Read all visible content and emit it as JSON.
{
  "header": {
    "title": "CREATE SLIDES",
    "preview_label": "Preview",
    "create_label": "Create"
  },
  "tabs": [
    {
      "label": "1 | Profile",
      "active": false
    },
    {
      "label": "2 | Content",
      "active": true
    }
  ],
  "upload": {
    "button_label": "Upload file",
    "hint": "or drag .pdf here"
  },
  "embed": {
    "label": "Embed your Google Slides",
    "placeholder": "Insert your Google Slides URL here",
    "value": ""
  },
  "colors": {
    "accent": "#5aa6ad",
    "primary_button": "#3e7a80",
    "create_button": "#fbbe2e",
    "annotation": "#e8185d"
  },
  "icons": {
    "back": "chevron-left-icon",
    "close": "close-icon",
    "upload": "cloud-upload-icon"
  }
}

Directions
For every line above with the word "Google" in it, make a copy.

Result of this exercise
    "label": "Embed your Google Slides",
    "placeholder": "Insert your Google Slides URL here",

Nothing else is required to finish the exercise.